Local athletics stakeholders are breathing a collective sigh of relief, while issuing a word of warning ahead of this weekend’s return of competitive track and field, which arrives after weeks on inactivity and two rejected protocol proposals. The...
Local athletics stakeholders are breathing a collective sigh of relief, while issuing a word of warning ahead of this weekend’s return of competitive track and field, which arrives after weeks on inactivity and two rejected protocol proposals.
The Jamaica Athletics Administrative Association (JAAA) confirmed that it has received approval from the Ministry of Sport, Ministry of Health and Wellness, and the Ministry of Local Government and Rural Development to stage a series of qualification meets for junior and senior athletes, with the first meets set to take place this Saturday.
The series will run until April 3 and will be staged across 11 venues – St Elizabeth Technical, Herbert Morrison, Cornwall College, Kirkine, G.C. Foster College, Jamaica College, National Stadium, Stadium East, Calabar High, The University of the West Indies, and Excelsior High.
Maurice Wilson, head coach at the G.C. Foster-based Sprintec Track Club and senior member of national coaching panels to the Olympic Games and World Championships, welcomed the news, but warned stakeholders to respect the protocols put in place.

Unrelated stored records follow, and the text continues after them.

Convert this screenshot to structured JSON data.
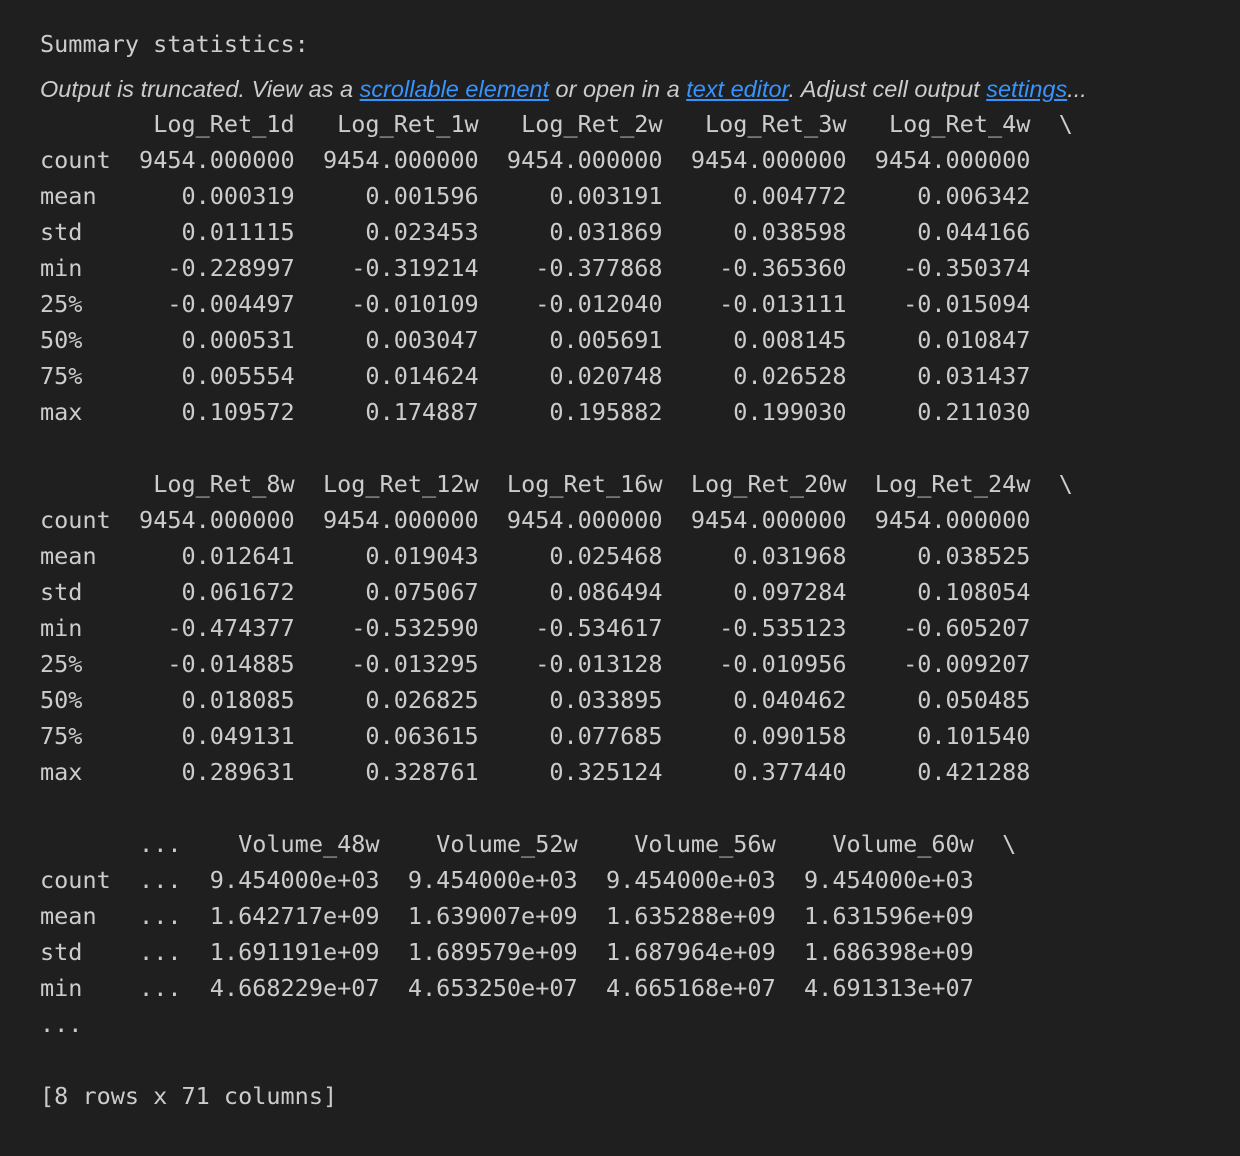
{
  "heading": "Summary statistics:",
  "notice": {
    "prefix": "Output is truncated. View as a ",
    "link_scrollable": "scrollable element",
    "middle": " or open in a ",
    "link_text_editor": "text editor",
    "middle2": ". Adjust cell output ",
    "link_settings": "settings",
    "suffix": "..."
  },
  "table_blocks": [
    {
      "columns": [
        "Log_Ret_1d",
        "Log_Ret_1w",
        "Log_Ret_2w",
        "Log_Ret_3w",
        "Log_Ret_4w"
      ],
      "continuation": "\\",
      "rows": [
        {
          "label": "count",
          "values": [
            "9454.000000",
            "9454.000000",
            "9454.000000",
            "9454.000000",
            "9454.000000"
          ]
        },
        {
          "label": "mean",
          "values": [
            "0.000319",
            "0.001596",
            "0.003191",
            "0.004772",
            "0.006342"
          ]
        },
        {
          "label": "std",
          "values": [
            "0.011115",
            "0.023453",
            "0.031869",
            "0.038598",
            "0.044166"
          ]
        },
        {
          "label": "min",
          "values": [
            "-0.228997",
            "-0.319214",
            "-0.377868",
            "-0.365360",
            "-0.350374"
          ]
        },
        {
          "label": "25%",
          "values": [
            "-0.004497",
            "-0.010109",
            "-0.012040",
            "-0.013111",
            "-0.015094"
          ]
        },
        {
          "label": "50%",
          "values": [
            "0.000531",
            "0.003047",
            "0.005691",
            "0.008145",
            "0.010847"
          ]
        },
        {
          "label": "75%",
          "values": [
            "0.005554",
            "0.014624",
            "0.020748",
            "0.026528",
            "0.031437"
          ]
        },
        {
          "label": "max",
          "values": [
            "0.109572",
            "0.174887",
            "0.195882",
            "0.199030",
            "0.211030"
          ]
        }
      ]
    },
    {
      "columns": [
        "Log_Ret_8w",
        "Log_Ret_12w",
        "Log_Ret_16w",
        "Log_Ret_20w",
        "Log_Ret_24w"
      ],
      "continuation": "\\",
      "rows": [
        {
          "label": "count",
          "values": [
            "9454.000000",
            "9454.000000",
            "9454.000000",
            "9454.000000",
            "9454.000000"
          ]
        },
        {
          "label": "mean",
          "values": [
            "0.012641",
            "0.019043",
            "0.025468",
            "0.031968",
            "0.038525"
          ]
        },
        {
          "label": "std",
          "values": [
            "0.061672",
            "0.075067",
            "0.086494",
            "0.097284",
            "0.108054"
          ]
        },
        {
          "label": "min",
          "values": [
            "-0.474377",
            "-0.532590",
            "-0.534617",
            "-0.535123",
            "-0.605207"
          ]
        },
        {
          "label": "25%",
          "values": [
            "-0.014885",
            "-0.013295",
            "-0.013128",
            "-0.010956",
            "-0.009207"
          ]
        },
        {
          "label": "50%",
          "values": [
            "0.018085",
            "0.026825",
            "0.033895",
            "0.040462",
            "0.050485"
          ]
        },
        {
          "label": "75%",
          "values": [
            "0.049131",
            "0.063615",
            "0.077685",
            "0.090158",
            "0.101540"
          ]
        },
        {
          "label": "max",
          "values": [
            "0.289631",
            "0.328761",
            "0.325124",
            "0.377440",
            "0.421288"
          ]
        }
      ]
    },
    {
      "columns": [
        "...",
        "Volume_48w",
        "Volume_52w",
        "Volume_56w",
        "Volume_60w"
      ],
      "continuation": "\\",
      "rows": [
        {
          "label": "count",
          "values": [
            "...",
            "9.454000e+03",
            "9.454000e+03",
            "9.454000e+03",
            "9.454000e+03"
          ]
        },
        {
          "label": "mean",
          "values": [
            "...",
            "1.642717e+09",
            "1.639007e+09",
            "1.635288e+09",
            "1.631596e+09"
          ]
        },
        {
          "label": "std",
          "values": [
            "...",
            "1.691191e+09",
            "1.689579e+09",
            "1.687964e+09",
            "1.686398e+09"
          ]
        },
        {
          "label": "min",
          "values": [
            "...",
            "4.668229e+07",
            "4.653250e+07",
            "4.665168e+07",
            "4.691313e+07"
          ]
        }
      ],
      "trailing": "..."
    }
  ],
  "shape_summary": "[8 rows x 71 columns]"
}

“I think the Government has made a decision in the interest of the sport and would have analysed the situation. However, we as stakeholders would have to make sure that we do all within our power to maintain the protocols so people can compete in a safe environment,” Wilson said. “I know it is a very difficult decision, because there is a thin line between the spreading of the virus and persons maintaining good health, and also to give athletes and sports administrators the opportunity to do their work.”

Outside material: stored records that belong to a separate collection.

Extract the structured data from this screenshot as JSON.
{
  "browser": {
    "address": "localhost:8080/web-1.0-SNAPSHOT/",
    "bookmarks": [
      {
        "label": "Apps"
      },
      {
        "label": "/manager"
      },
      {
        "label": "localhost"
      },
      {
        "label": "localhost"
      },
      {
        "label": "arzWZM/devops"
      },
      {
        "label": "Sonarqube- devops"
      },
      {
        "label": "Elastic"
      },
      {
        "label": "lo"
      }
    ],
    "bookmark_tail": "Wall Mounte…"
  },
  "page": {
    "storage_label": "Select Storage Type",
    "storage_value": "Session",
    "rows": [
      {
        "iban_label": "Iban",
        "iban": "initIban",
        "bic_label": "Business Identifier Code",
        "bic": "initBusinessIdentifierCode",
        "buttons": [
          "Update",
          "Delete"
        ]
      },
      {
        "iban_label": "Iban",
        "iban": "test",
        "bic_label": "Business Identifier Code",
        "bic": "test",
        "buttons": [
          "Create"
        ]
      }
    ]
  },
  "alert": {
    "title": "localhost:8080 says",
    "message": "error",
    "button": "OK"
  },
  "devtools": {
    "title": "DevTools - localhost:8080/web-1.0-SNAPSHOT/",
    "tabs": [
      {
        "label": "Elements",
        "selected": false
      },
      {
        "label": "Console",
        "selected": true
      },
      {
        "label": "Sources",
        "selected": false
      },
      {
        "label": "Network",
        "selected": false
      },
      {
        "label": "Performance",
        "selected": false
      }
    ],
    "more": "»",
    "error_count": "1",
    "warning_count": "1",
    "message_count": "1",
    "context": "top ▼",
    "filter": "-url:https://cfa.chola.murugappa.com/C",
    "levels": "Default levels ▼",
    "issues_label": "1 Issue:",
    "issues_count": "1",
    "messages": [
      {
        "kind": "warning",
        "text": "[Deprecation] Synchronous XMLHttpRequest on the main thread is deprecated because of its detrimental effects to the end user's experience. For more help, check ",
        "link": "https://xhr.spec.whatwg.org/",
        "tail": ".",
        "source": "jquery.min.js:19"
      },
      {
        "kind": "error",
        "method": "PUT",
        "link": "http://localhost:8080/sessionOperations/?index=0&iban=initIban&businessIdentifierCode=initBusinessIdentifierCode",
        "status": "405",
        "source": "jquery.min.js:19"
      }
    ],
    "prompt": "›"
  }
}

No spectator will be allowed at the meets and each venue will host specific events, with sanitisation breaks scheduled to take place between sessions. Practices such as bib sharing will be outlawed to minimise contact, while athletes will be required to sign a waiver, with those under 18 years of age required to present a waiver signed by their parent or guardian. Waivers are available for download on the JAAA’s website.

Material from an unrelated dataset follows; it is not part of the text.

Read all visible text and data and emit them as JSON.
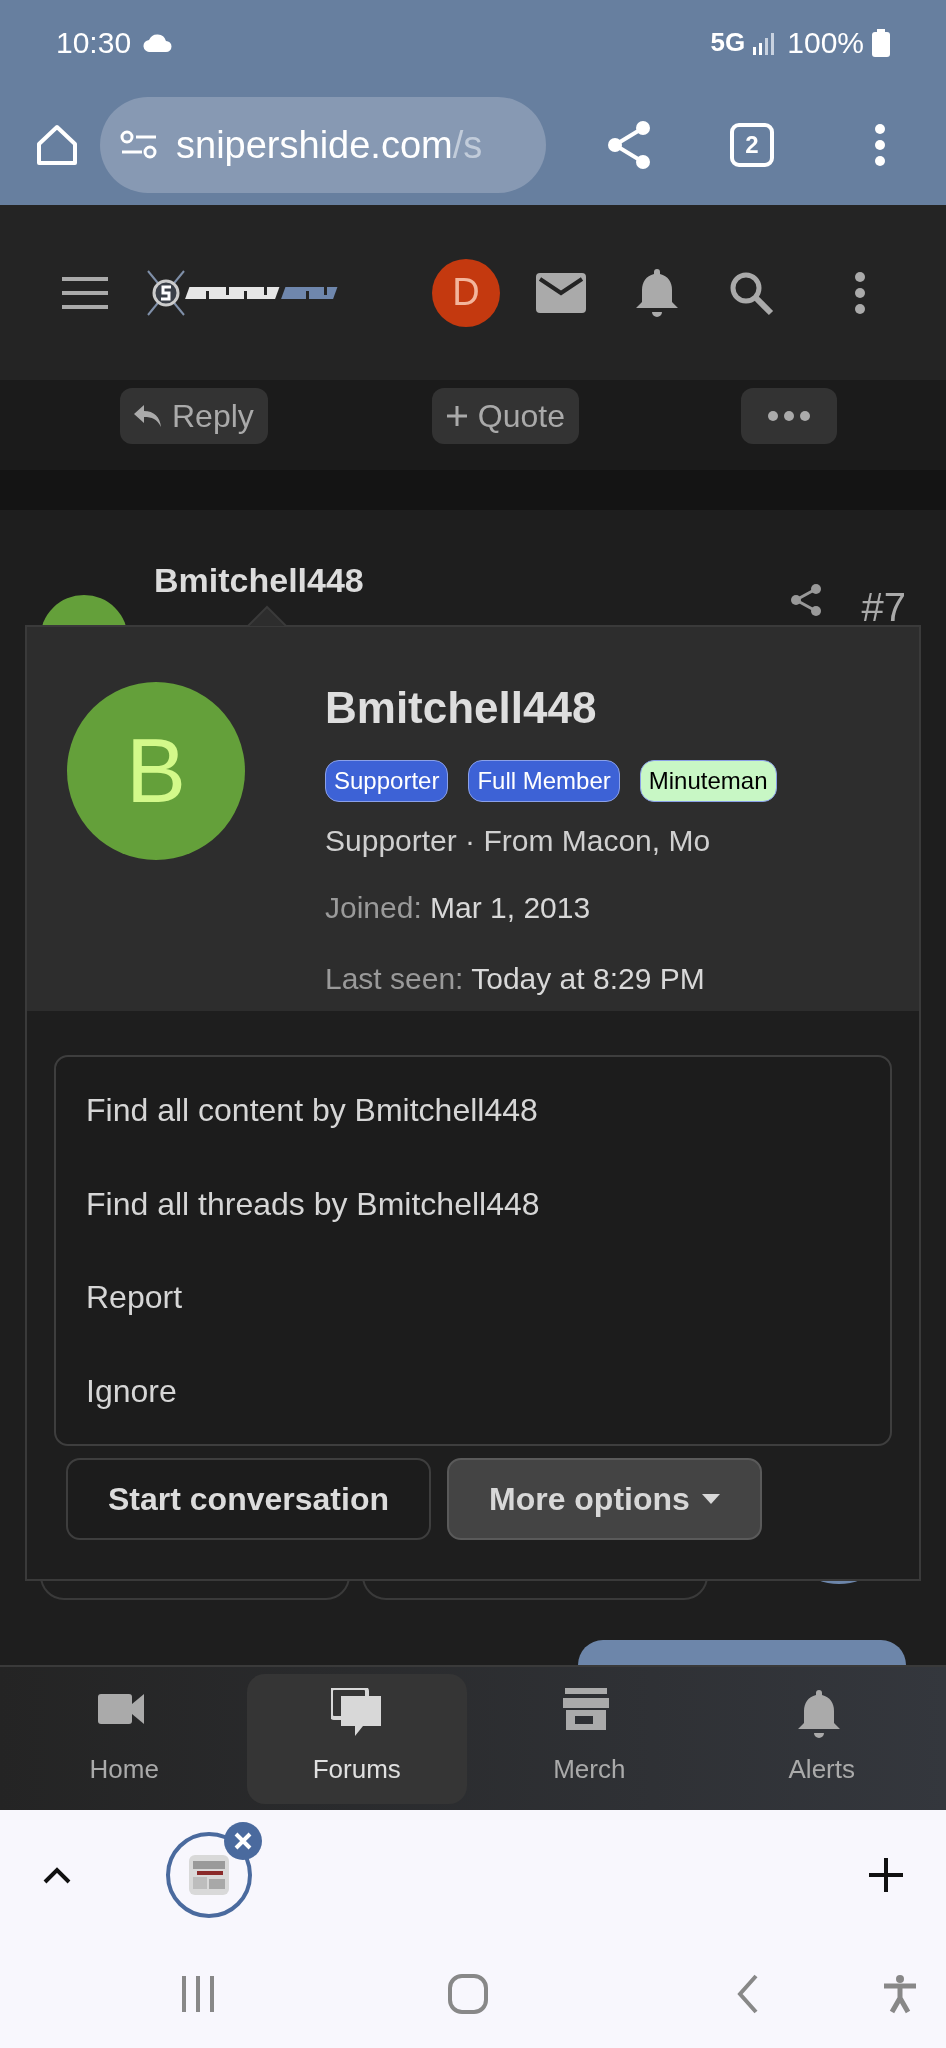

“We are very excited at the possibility of a return to official athletic competition locally. With just about four months left for qualifying for the Olympic Games, and all other nations globally having a chance to compete regularly, we are at a disadvantage and in threat of losing our place in the upper echelons of world athletics,” said MVP Track Club and national senior coach Paul Francis. “However, the safety of the country comes first, and I am hoping that we all understand that with this approval comes responsibility each to his fellow man, fellow coach and fellow athletes. We have a collective responsibility in ensuring that we can continue to compete. I am very happy that the many professional athletes living in Jamaica can finally get a chance to work.”
With the ISSA/GraceKennedy Boys and Girls’ Athletics Championships set to make a return in April after being cancelled in 2020, top high school coaches Michael Dyke, from defending girls champions Edwin Allen, and Leaford Grant, from boys champs Kingston College, were also thankful for the development.
“It’s a little late in the season, but better late than never, as the boys will be elated. Training without competition is very demotivating for the youngsters. We now look forward for the continued development of Jamaica’s track and field,” said Grant.
“This is really great news, despite the fact there is a serious spike with the virus and a lot of risks still exists. But these kids stopped competing since March last year and are getting restless now. So let us follow all the health protocols and compete fiercely but safely,” said Dyke.